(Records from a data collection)
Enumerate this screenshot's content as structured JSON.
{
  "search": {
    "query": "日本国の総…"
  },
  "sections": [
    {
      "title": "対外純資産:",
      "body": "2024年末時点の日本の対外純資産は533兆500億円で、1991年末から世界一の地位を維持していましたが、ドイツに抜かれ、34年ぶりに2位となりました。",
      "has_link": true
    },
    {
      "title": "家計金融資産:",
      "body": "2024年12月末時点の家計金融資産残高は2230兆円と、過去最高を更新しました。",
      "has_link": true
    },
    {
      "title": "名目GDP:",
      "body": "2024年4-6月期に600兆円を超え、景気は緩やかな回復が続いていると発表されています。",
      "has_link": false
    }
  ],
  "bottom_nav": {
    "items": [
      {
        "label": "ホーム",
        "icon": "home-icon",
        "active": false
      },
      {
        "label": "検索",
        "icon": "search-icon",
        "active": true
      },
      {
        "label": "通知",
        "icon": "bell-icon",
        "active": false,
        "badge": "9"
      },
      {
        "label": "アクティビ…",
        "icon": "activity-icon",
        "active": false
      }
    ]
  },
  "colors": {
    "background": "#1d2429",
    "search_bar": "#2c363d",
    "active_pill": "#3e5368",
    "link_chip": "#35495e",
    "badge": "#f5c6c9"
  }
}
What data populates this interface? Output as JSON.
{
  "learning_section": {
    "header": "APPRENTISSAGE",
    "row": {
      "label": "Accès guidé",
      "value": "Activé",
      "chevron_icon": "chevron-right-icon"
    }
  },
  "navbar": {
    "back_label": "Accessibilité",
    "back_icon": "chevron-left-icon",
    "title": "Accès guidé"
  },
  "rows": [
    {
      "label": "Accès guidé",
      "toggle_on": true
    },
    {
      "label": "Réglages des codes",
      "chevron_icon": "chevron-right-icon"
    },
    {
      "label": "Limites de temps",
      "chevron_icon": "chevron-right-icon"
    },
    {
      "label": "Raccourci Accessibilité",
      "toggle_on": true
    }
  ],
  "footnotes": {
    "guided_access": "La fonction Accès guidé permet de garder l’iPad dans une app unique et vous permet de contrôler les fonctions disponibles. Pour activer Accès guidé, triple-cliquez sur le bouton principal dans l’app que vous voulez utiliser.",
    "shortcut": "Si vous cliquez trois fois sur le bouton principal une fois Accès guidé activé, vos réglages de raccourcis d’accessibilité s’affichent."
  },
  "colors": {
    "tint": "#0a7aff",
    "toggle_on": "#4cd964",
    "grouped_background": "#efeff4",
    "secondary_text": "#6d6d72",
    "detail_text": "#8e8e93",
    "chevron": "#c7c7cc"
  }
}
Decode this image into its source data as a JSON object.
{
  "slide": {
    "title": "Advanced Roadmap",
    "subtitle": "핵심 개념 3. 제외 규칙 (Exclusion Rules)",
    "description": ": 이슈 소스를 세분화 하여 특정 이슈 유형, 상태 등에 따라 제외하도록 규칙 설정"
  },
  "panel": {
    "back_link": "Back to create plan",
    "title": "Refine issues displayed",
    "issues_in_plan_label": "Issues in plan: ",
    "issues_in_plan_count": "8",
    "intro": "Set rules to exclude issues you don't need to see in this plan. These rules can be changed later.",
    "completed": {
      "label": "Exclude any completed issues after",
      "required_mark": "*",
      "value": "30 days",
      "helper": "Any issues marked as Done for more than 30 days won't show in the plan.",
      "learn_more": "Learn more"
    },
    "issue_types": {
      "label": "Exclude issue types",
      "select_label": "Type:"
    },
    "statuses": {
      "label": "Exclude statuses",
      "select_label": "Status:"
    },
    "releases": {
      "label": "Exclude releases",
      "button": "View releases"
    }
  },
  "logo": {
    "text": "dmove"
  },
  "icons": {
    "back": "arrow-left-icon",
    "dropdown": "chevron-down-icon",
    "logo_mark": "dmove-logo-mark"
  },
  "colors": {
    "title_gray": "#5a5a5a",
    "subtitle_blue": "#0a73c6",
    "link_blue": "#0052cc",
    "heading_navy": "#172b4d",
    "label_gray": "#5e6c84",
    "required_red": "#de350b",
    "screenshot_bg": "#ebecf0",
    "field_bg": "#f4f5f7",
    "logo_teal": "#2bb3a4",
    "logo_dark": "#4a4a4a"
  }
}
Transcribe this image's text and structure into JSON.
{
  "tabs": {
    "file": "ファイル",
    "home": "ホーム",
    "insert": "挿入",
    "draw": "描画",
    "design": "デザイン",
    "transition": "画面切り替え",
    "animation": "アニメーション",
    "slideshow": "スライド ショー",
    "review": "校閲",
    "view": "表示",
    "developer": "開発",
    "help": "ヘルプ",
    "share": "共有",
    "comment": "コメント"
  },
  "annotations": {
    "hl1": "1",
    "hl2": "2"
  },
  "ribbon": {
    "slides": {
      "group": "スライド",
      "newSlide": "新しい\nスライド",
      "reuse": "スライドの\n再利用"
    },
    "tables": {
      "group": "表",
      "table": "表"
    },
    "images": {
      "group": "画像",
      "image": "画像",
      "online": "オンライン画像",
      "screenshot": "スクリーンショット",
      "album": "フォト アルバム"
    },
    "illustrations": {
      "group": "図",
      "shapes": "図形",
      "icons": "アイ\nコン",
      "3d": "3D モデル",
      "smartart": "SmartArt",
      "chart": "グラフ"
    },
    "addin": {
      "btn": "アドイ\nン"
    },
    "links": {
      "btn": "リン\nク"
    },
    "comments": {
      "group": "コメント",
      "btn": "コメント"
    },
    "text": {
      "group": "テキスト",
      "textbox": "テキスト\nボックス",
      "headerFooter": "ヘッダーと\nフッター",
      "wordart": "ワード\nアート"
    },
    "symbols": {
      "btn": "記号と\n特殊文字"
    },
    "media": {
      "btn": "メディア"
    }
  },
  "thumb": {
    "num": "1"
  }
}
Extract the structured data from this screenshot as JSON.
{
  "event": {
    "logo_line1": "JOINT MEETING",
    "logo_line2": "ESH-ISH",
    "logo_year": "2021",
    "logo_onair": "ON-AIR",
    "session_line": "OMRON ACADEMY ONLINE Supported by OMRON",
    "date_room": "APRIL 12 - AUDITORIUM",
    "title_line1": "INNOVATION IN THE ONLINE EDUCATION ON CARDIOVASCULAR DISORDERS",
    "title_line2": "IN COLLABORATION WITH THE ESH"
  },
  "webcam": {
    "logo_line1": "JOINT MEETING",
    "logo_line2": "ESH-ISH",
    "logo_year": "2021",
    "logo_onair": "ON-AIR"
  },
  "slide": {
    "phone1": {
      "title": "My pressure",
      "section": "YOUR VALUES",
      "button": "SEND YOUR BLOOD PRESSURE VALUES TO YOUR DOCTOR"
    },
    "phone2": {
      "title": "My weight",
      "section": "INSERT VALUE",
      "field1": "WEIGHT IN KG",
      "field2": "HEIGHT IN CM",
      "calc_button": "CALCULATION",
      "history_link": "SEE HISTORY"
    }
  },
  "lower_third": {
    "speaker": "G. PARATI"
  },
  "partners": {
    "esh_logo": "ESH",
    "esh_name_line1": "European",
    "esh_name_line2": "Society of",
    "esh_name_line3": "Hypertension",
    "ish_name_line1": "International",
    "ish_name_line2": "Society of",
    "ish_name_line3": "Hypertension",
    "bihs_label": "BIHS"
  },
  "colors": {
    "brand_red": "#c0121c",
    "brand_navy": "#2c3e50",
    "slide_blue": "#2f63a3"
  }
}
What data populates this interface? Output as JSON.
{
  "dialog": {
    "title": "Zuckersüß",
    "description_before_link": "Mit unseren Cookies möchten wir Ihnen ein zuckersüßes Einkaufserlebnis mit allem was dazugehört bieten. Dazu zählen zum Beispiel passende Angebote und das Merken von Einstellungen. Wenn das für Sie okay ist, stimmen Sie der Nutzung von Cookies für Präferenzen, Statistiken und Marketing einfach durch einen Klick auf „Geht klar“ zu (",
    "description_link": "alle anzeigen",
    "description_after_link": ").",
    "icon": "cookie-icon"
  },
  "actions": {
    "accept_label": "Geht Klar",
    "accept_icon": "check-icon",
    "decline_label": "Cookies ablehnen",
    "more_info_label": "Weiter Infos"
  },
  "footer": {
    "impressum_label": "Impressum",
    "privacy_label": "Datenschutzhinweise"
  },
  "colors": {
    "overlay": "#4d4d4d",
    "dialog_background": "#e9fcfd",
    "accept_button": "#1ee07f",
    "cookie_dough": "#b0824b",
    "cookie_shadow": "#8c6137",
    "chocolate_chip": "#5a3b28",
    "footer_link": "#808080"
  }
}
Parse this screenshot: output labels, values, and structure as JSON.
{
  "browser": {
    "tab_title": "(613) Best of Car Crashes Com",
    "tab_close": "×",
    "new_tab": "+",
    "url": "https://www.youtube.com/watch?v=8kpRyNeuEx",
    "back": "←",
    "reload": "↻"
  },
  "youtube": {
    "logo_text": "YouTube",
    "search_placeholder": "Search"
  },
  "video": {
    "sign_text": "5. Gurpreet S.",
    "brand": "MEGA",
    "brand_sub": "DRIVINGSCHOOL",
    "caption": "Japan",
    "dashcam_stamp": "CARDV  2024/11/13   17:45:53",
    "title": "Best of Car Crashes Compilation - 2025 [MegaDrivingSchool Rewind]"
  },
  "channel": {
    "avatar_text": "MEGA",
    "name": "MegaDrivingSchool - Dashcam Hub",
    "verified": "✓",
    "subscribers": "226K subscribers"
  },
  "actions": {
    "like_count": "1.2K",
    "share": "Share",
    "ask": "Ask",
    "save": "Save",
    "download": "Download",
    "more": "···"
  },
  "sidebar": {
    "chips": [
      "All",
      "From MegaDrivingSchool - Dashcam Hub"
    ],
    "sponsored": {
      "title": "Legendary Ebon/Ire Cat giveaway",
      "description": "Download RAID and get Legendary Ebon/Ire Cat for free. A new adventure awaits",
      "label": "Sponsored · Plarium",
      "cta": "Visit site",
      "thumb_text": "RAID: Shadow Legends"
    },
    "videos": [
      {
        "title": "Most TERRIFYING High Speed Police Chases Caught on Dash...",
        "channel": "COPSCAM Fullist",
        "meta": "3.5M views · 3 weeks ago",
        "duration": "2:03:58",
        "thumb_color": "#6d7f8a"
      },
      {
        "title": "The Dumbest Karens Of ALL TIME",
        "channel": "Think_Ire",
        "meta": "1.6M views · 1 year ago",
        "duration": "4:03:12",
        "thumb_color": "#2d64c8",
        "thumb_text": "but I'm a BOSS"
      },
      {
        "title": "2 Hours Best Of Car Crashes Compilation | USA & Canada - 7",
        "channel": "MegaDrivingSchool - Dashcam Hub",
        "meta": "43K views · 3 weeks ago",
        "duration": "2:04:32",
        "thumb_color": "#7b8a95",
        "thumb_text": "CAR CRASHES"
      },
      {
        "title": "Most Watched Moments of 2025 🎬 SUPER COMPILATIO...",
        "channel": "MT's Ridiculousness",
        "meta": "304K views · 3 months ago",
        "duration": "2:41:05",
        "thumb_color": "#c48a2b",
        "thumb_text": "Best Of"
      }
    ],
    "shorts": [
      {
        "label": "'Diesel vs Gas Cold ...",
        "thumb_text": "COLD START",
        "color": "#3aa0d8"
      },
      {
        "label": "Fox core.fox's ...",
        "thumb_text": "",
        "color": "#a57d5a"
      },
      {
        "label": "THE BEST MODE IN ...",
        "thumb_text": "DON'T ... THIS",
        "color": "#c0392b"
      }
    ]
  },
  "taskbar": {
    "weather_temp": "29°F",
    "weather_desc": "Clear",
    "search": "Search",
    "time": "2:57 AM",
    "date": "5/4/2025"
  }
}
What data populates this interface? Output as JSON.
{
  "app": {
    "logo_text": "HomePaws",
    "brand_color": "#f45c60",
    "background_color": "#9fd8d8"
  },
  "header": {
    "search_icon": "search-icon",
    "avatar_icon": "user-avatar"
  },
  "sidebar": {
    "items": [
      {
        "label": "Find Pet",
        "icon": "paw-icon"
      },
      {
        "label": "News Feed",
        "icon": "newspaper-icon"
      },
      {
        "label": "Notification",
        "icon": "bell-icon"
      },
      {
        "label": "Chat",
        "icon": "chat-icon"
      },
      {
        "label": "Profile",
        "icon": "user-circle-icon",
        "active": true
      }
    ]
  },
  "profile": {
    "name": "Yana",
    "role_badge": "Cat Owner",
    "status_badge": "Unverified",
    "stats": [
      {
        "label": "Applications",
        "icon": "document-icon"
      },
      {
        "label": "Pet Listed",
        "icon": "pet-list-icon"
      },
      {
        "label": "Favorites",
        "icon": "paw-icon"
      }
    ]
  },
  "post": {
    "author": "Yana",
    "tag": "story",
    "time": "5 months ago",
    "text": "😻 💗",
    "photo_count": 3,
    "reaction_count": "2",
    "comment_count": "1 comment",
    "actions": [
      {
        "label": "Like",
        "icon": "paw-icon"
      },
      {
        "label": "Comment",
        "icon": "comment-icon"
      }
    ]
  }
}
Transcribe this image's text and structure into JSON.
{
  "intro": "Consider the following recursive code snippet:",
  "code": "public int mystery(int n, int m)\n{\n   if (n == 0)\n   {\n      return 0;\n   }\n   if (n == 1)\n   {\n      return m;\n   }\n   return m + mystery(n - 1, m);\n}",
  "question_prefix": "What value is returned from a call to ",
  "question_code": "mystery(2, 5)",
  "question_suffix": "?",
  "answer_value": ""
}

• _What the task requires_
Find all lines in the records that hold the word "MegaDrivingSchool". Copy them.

• _Response box_
    "title": "Best of Car Crashes Compilation - 2025 [MegaDrivingSchool Rewind]"
    "name": "MegaDrivingSchool - Dashcam Hub",
      "From MegaDrivingSchool - Dashcam Hub"
        "channel": "MegaDrivingSchool - Dashcam Hub",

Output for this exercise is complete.